IPTG is non-hydrolysable by beta-gal. Used to induce (switch on) expression of beta-gal
ONPG is hydrolysable by beta-gal. Used to measure the activity of beta-gal


What does IPTG stand for?



What does ONPG stand for?



Are the genes for beta-gal (lacZ), permease (lacY), and trans-acetylase (lacA) close to each other on the chromosome or not?

They are very close to each other on the chromosome
They are also close to a gene called lacI


What happens upon the addition of IPTG to the lacZ, lacY and lacA genes?

All 3 genes were induced together, at similar rates!
Therefore, the 3 genes must be 'operated' by a common switch hence the name 'operon'! Polycistronic gene organisation


In lacI mutants, what genes are 'always on', no matter if IPTG is there or not?

Permease and transacetylase


What conclusion can be drawn about the lacI gene? And why?

It somehow controls all three genes at the same time - lacZ, Y and A
When IPTG is absent, lacI (or its product) represses all 3 genes lacZ, lacY and lacA at once
When IPTG is added, the repression by lacI (or its product) is lifted

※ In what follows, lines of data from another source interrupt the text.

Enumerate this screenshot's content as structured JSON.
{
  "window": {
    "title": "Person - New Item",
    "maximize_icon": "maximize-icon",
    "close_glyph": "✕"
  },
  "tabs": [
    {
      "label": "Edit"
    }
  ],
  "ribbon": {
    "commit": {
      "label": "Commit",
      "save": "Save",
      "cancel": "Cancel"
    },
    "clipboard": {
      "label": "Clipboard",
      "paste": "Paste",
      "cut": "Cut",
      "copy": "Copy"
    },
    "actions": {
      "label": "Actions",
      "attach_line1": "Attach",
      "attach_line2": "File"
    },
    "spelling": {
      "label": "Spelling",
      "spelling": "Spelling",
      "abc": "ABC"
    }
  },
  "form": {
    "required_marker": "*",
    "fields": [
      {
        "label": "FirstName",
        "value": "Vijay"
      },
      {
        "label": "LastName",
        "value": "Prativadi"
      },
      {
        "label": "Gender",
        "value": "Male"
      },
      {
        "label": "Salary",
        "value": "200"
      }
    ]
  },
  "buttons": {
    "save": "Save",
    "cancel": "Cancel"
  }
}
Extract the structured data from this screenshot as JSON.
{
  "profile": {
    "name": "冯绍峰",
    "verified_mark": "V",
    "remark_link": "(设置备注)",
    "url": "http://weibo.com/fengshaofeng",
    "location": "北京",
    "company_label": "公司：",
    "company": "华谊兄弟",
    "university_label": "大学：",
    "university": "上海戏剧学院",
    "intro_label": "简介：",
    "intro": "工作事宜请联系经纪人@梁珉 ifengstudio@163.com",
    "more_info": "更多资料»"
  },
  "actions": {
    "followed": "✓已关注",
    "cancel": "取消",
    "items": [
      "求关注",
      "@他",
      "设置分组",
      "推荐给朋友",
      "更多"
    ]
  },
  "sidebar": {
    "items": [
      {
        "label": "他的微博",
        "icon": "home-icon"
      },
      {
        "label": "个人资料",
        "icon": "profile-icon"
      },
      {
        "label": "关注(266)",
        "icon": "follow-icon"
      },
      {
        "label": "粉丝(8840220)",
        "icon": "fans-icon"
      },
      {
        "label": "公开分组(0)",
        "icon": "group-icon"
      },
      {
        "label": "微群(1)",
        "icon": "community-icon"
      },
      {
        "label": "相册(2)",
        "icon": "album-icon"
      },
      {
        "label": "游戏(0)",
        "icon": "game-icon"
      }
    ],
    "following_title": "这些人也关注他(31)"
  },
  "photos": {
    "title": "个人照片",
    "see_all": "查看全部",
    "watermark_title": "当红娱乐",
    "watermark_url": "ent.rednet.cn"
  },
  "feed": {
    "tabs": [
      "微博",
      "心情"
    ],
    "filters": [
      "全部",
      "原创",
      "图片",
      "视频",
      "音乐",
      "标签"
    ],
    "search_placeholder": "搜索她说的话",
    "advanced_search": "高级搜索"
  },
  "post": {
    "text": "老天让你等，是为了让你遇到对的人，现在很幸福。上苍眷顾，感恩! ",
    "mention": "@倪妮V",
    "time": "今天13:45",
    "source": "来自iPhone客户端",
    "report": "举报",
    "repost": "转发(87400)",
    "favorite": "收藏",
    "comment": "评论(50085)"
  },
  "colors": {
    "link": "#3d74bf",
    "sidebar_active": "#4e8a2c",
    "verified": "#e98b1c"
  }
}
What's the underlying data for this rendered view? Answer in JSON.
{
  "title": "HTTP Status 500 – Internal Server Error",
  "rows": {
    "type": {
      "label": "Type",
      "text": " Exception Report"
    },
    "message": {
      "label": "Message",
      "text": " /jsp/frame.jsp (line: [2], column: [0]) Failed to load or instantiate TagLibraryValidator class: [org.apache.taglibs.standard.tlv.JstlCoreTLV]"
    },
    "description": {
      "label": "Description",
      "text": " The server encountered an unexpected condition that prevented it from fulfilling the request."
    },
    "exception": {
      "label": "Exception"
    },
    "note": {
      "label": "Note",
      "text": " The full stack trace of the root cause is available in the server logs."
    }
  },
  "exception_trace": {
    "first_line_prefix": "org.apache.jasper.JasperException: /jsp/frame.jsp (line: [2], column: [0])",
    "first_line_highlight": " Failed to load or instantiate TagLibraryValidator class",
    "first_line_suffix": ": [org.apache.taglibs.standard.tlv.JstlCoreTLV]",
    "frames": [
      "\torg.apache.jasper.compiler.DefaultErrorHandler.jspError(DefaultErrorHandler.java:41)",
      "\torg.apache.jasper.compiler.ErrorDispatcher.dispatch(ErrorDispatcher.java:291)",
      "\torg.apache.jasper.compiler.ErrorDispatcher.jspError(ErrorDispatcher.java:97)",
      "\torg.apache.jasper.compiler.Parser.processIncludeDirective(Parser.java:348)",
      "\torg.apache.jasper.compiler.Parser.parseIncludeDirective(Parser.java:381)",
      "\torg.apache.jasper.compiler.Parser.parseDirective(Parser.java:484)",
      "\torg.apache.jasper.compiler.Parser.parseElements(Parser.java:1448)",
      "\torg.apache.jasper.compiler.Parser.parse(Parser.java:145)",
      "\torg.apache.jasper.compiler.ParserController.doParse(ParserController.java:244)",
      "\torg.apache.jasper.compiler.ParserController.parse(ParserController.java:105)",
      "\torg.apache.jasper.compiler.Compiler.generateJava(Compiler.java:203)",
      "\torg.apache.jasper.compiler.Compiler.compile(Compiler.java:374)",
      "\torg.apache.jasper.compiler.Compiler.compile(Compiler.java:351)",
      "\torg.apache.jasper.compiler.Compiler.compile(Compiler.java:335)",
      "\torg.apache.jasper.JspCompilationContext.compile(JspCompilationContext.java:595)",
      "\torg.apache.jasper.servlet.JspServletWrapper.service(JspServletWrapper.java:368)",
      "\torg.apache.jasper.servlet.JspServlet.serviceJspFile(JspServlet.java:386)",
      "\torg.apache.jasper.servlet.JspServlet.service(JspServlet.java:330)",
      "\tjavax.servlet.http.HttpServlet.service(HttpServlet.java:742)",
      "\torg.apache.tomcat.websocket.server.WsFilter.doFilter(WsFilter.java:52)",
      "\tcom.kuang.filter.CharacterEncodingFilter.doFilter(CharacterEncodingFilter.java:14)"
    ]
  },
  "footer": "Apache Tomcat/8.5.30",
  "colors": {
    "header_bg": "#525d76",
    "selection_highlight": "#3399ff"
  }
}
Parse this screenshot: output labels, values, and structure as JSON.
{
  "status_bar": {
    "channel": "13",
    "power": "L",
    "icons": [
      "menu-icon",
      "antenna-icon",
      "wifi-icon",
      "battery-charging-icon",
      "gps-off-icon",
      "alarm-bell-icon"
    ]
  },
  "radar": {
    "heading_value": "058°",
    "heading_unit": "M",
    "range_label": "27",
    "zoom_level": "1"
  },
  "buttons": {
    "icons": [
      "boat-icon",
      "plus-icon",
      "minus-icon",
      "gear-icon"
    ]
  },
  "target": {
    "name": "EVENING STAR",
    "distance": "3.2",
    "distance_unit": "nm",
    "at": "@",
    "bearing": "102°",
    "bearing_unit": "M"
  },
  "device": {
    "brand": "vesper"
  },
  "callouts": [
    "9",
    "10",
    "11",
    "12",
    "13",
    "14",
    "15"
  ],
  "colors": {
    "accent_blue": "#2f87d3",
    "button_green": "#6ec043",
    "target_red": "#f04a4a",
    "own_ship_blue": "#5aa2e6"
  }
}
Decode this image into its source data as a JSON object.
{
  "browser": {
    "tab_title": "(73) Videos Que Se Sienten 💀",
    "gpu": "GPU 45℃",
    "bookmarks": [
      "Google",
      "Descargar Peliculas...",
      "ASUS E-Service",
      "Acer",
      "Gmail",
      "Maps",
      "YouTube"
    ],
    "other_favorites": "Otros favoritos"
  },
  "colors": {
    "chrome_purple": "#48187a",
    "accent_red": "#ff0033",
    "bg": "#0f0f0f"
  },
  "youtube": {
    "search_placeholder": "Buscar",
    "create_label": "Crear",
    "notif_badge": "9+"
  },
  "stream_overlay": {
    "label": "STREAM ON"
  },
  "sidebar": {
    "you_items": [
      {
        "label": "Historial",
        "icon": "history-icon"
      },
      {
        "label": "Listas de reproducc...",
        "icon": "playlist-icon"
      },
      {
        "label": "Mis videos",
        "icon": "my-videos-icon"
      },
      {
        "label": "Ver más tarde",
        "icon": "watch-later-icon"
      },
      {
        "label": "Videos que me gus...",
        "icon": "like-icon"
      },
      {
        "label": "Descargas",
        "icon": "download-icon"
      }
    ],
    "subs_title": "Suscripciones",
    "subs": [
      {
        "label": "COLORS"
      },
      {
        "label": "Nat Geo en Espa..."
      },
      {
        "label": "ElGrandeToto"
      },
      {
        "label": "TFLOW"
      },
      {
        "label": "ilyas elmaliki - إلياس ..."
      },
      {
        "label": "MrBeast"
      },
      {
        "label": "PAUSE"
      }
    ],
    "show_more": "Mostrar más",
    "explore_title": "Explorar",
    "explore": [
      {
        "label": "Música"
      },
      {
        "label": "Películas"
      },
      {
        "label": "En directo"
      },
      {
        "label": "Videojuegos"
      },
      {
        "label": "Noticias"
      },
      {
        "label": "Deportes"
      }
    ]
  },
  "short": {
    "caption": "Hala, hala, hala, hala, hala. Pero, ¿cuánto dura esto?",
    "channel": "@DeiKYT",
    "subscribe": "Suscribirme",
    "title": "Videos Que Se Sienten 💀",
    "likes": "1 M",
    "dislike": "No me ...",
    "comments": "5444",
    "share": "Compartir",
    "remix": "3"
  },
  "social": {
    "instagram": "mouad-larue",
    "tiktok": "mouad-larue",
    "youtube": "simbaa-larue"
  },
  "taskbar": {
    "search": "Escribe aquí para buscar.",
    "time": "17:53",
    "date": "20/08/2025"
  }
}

How does gene lacI control genes lacZ, Y and A?

The wild type gene on F', lacI(+), makes a repressor, the repressor diffuses across the cell, and exerts normal off/on control


What is the ability of the wild type repressor gene, lacI, to control genes located on a different DNA molecule called?

'Regulation in trans'


What does regulation in trans imply about lacI?

That lacI produces a diffusible product (the repressor) which then exerts the control


How can you find out what is the operator?

Look for mutations in it, Oc
As expected, Oc had an 'always on' (constitutive) phenotype for lacZ, Y and A. However the O(-) mutation mapped not in lacI, but between lacI and lacZ! And, O(-) was dominant with respect to O(+), unlike lacI(-)


What id the ability of the operator to control genes on the same DNA molecule called?

Regulation in 'cis'


What does regulation of the operon by the operator in 'cis' suggest?

That the operator is on the same DNA molecule as lacZ, Y, and A. I.e. it is most likely on the same fragment of DNA


Oc mutations are mapped immediately downstream from what?

The promoter